I think however that whatever structure is devised it may fail if the leaders fail to carry out their responsibilities. So I would like to see a proper inspectorate system reporting to Rome established.

Sadie Vacantist said...

I don't think we in England can lecture the Irish about having too many diocese and bishops!

Certainly Hallam should be absorbed into Leeds and Nottingham. Middlesbrough similarly divided between Leeds and H & N. One bishop and one auxilary in Leeds would be suffcient to cover the changes. It would, in theory, cut down on admin costs.

Richard said...

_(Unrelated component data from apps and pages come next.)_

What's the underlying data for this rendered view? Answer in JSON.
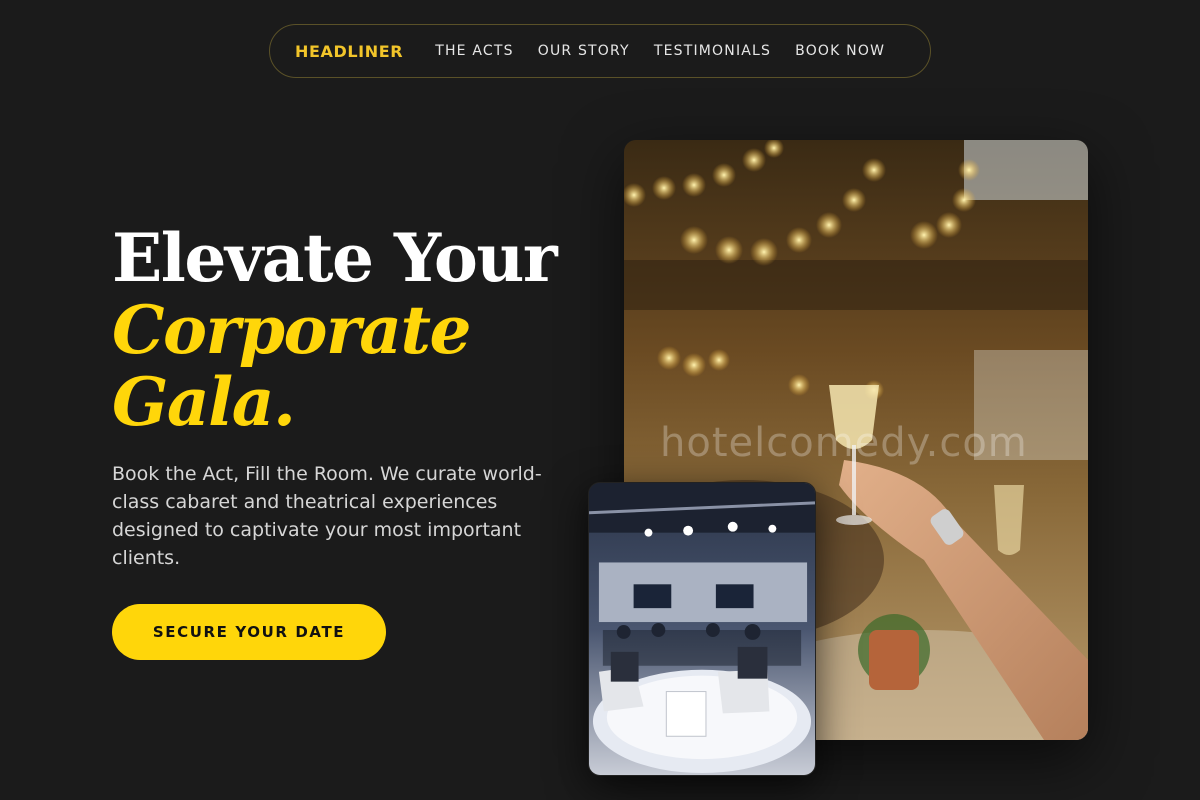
{
  "nav": {
    "brand": "HEADLINER",
    "links": [
      "THE ACTS",
      "OUR STORY",
      "TESTIMONIALS",
      "BOOK NOW"
    ]
  },
  "hero": {
    "title_line1": "Elevate Your",
    "title_accent1": "Corporate",
    "title_accent2": "Gala.",
    "description": "Book the Act, Fill the Room. We curate world-class cabaret and theatrical experiences designed to captivate your most important clients.",
    "cta_label": "SECURE YOUR DATE"
  },
  "images": {
    "large": "gala-toast-photo",
    "small": "panel-stage-photo",
    "watermark": "hotelcomedy.com"
  },
  "colors": {
    "background": "#1b1b1b",
    "accent": "#ffd60a",
    "brand": "#f2c52a",
    "text_muted": "#d6d6d6"
  }
}
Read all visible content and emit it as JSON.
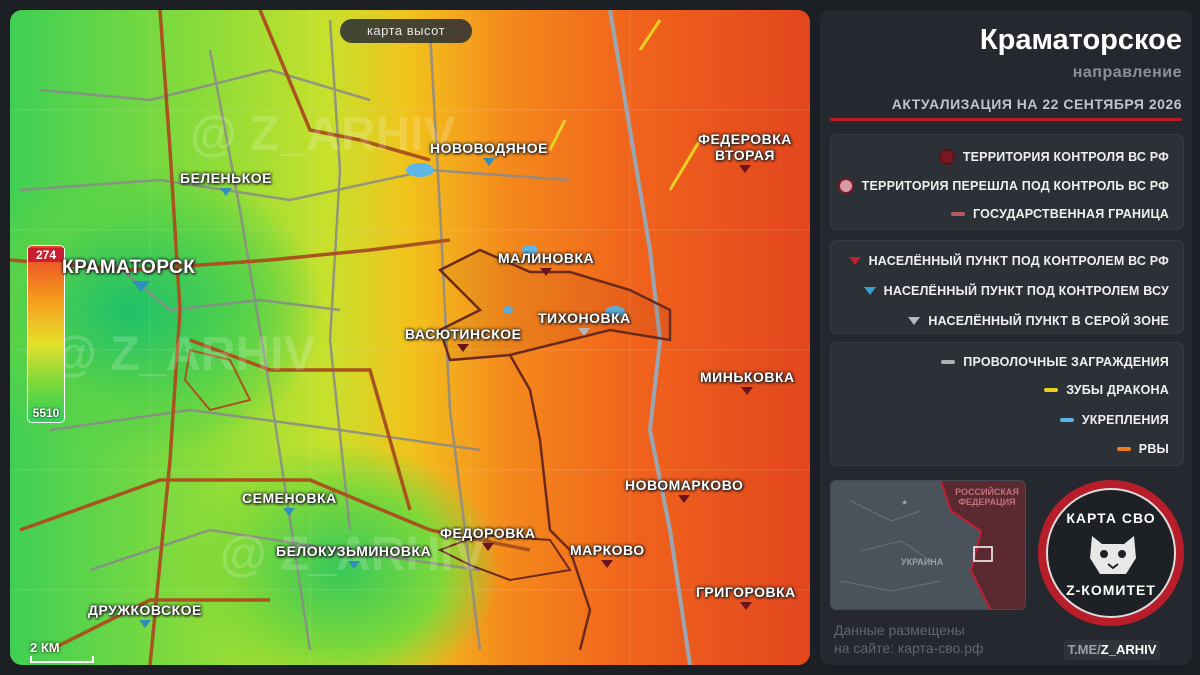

Are we perhaps assuming there can be a perfect world of perfect bishops (or perfect Christians) this side of Heaven? Though, no doubt, granted the grace of office, bishops are weak and sinful men like the rest of us. The Apostles were weak and sinful men (cf St Peter's frailties and gaffes as displayed in the Gospels). There is no perfect system, just people trying (and failing) to do their best. Not a counsel of despair, just a suggestion that there is no simple "fix" but rather a constant struggle for all of us. There seems to be a slight suggestion here that more or less abolishing bishops would be one such fix but that just isn't consonant with the hierarchical nature of the Church (cf Lumen Gentium), which is divinely willed.

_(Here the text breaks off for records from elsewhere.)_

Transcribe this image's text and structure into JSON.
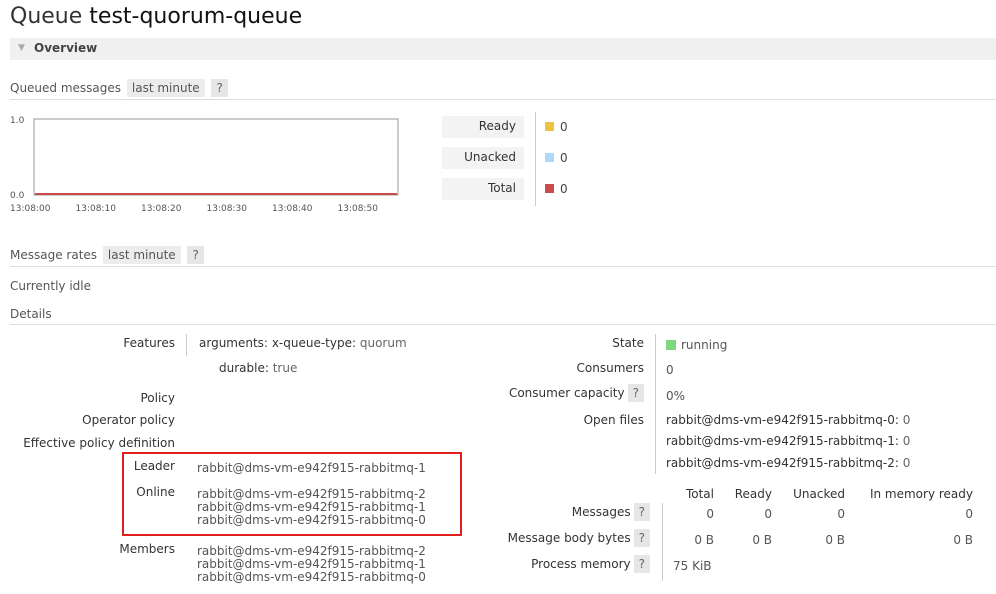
{
  "header": {
    "title_prefix": "Queue",
    "queue_name": "test-quorum-queue"
  },
  "overview": {
    "label": "Overview"
  },
  "queued_messages": {
    "label": "Queued messages",
    "range": "last minute",
    "help": "?",
    "chart": {
      "y_max": "1.0",
      "y_min": "0.0",
      "x_ticks": [
        "13:08:00",
        "13:08:10",
        "13:08:20",
        "13:08:30",
        "13:08:40",
        "13:08:50"
      ]
    },
    "legend": [
      {
        "label": "Ready",
        "value": "0",
        "color": "#edc240"
      },
      {
        "label": "Unacked",
        "value": "0",
        "color": "#afd8f8"
      },
      {
        "label": "Total",
        "value": "0",
        "color": "#cb4b4b"
      }
    ]
  },
  "chart_data": {
    "type": "line",
    "x": [
      "13:08:00",
      "13:08:10",
      "13:08:20",
      "13:08:30",
      "13:08:40",
      "13:08:50"
    ],
    "ylim": [
      0.0,
      1.0
    ],
    "series": [
      {
        "name": "Ready",
        "values": [
          0,
          0,
          0,
          0,
          0,
          0
        ]
      },
      {
        "name": "Unacked",
        "values": [
          0,
          0,
          0,
          0,
          0,
          0
        ]
      },
      {
        "name": "Total",
        "values": [
          0,
          0,
          0,
          0,
          0,
          0
        ]
      }
    ]
  },
  "message_rates": {
    "label": "Message rates",
    "range": "last minute",
    "help": "?"
  },
  "idle_text": "Currently idle",
  "details": {
    "label": "Details",
    "features_label": "Features",
    "arguments_key": "arguments:",
    "queue_type_key": "x-queue-type:",
    "queue_type_value": "quorum",
    "durable_key": "durable:",
    "durable_value": "true",
    "policy_label": "Policy",
    "operator_policy_label": "Operator policy",
    "effective_policy_label": "Effective policy definition",
    "leader_label": "Leader",
    "leader_value": "rabbit@dms-vm-e942f915-rabbitmq-1",
    "online_label": "Online",
    "online_nodes": [
      "rabbit@dms-vm-e942f915-rabbitmq-2",
      "rabbit@dms-vm-e942f915-rabbitmq-1",
      "rabbit@dms-vm-e942f915-rabbitmq-0"
    ],
    "members_label": "Members",
    "member_nodes": [
      "rabbit@dms-vm-e942f915-rabbitmq-2",
      "rabbit@dms-vm-e942f915-rabbitmq-1",
      "rabbit@dms-vm-e942f915-rabbitmq-0"
    ],
    "state_label": "State",
    "state_value": "running",
    "state_color": "#7ed87e",
    "consumers_label": "Consumers",
    "consumers_value": "0",
    "consumer_capacity_label": "Consumer capacity",
    "consumer_capacity_value": "0%",
    "open_files_label": "Open files",
    "open_files": [
      {
        "node": "rabbit@dms-vm-e942f915-rabbitmq-0:",
        "count": "0"
      },
      {
        "node": "rabbit@dms-vm-e942f915-rabbitmq-1:",
        "count": "0"
      },
      {
        "node": "rabbit@dms-vm-e942f915-rabbitmq-2:",
        "count": "0"
      }
    ],
    "stats_headers": [
      "Total",
      "Ready",
      "Unacked",
      "In memory ready"
    ],
    "messages_label": "Messages",
    "messages_values": [
      "0",
      "0",
      "0",
      "0"
    ],
    "body_bytes_label": "Message body bytes",
    "body_bytes_values": [
      "0 B",
      "0 B",
      "0 B",
      "0 B"
    ],
    "process_memory_label": "Process memory",
    "process_memory_value": "75 KiB",
    "help": "?"
  }
}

GOR said...

There is something to be said for less, and larger, dioceses. Wisconsin in area, is roughly the size of Ireland with a population of 5.6 million, of which 1.6 million are Catholic. We have five dioceses to cover the entire state. Only the Milwaukee archdiocese has auxiliaries (two). Like other areas we have fewer priests than formerly and have gone through a spate of parish consolidations. The consolidations have become necessary not just due to the number of priests, but from new demographics. People have moved from the urban centers to suburban or rural areas, leaving many parishes unsustainable on their own.

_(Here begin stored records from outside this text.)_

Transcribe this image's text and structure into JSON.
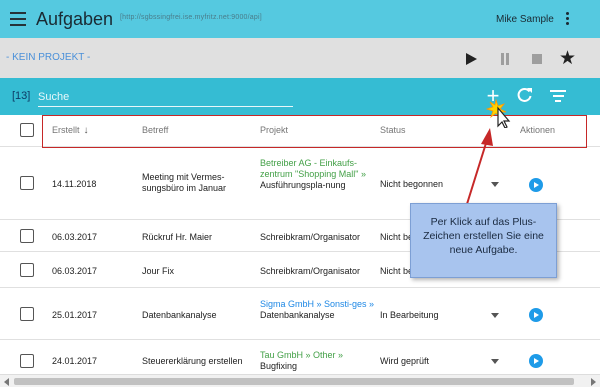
{
  "app": {
    "title": "Aufgaben",
    "url": "[http://sgbssingfrei.ise.myfritz.net:9000/api]",
    "user": "Mike Sample"
  },
  "project_bar": {
    "label": "- KEIN PROJEKT -"
  },
  "search": {
    "count": "[13]",
    "placeholder": "Suche",
    "value": ""
  },
  "table": {
    "headers": {
      "created": "Erstellt",
      "subject": "Betreff",
      "project": "Projekt",
      "status": "Status",
      "actions": "Aktionen"
    },
    "rows": [
      {
        "date": "14.11.2018",
        "subject": "Meeting mit Vermes-sungsbüro im Januar",
        "project_link": "Betreiber AG - Einkaufs-zentrum \"Shopping Mall\" »",
        "project_text": "Ausführungspla-nung",
        "status": "Nicht begonnen"
      },
      {
        "date": "06.03.2017",
        "subject": "Rückruf Hr. Maier",
        "project_link": "",
        "project_text": "Schreibkram/Organisator",
        "status": "Nicht be"
      },
      {
        "date": "06.03.2017",
        "subject": "Jour Fix",
        "project_link": "",
        "project_text": "Schreibkram/Organisator",
        "status": "Nicht be"
      },
      {
        "date": "25.01.2017",
        "subject": "Datenbankanalyse",
        "project_link": "Sigma GmbH » Sonsti-ges »",
        "project_text": "Datenbankanalyse",
        "status": "In Bearbeitung"
      },
      {
        "date": "24.01.2017",
        "subject": "Steuererklärung erstellen",
        "project_link": "Tau GmbH » Other »",
        "project_text": "Bugfixing",
        "status": "Wird geprüft"
      }
    ]
  },
  "annotation": {
    "text": "Per Klick auf das Plus-Zeichen erstellen Sie eine neue Aufgabe."
  },
  "colors": {
    "appbar": "#55c9e0",
    "searchbar": "#35bcd3",
    "highlight": "#c62828",
    "callout": "#a8c4ee",
    "action_button": "#1e9be8"
  },
  "icons": [
    "menu-icon",
    "kebab-menu-icon",
    "play-icon",
    "pause-icon",
    "stop-icon",
    "star-icon",
    "plus-icon",
    "refresh-icon",
    "filter-icon",
    "sort-arrow-icon",
    "dropdown-caret-icon",
    "play-button-icon",
    "cursor-icon"
  ]
}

But where dioceses and bishops are concerned I don’t think size is the issue. Rather, it is function. What does a bishop do? Yes, we know what he is supposed to do - but where, in fact, does he spend his time? Is he merely an administrator, or is he truly a pastor? It seems that for some time many bishops have been chosen rather for their administrative skills than their pastoral abilities. “He is a builder”. “He’s good at raising money”. “He knows how to run things”. “He’s got an advanced degree”.

Granted, managing a diocese brings many administrative duties which must be filled. But is that the main consideration in evaluating episcopal candidates? We can all point to good and holy parish priests whom we think would be great ‘Fathers of a diocese’. But how often does that happen?

So where dioceses and bishops are concerned – yes, less of them. But the emphasis should be on quality, not quantity - and spiritual quality, not secular ability.

Augustine said...

I think we should apply the one polis - one bishop principle.

Every city or large town should have its own bishop. More bishops and smaller dioceses would mean a closer, more pastoral relationship between the bishop and his clergy adn faithful.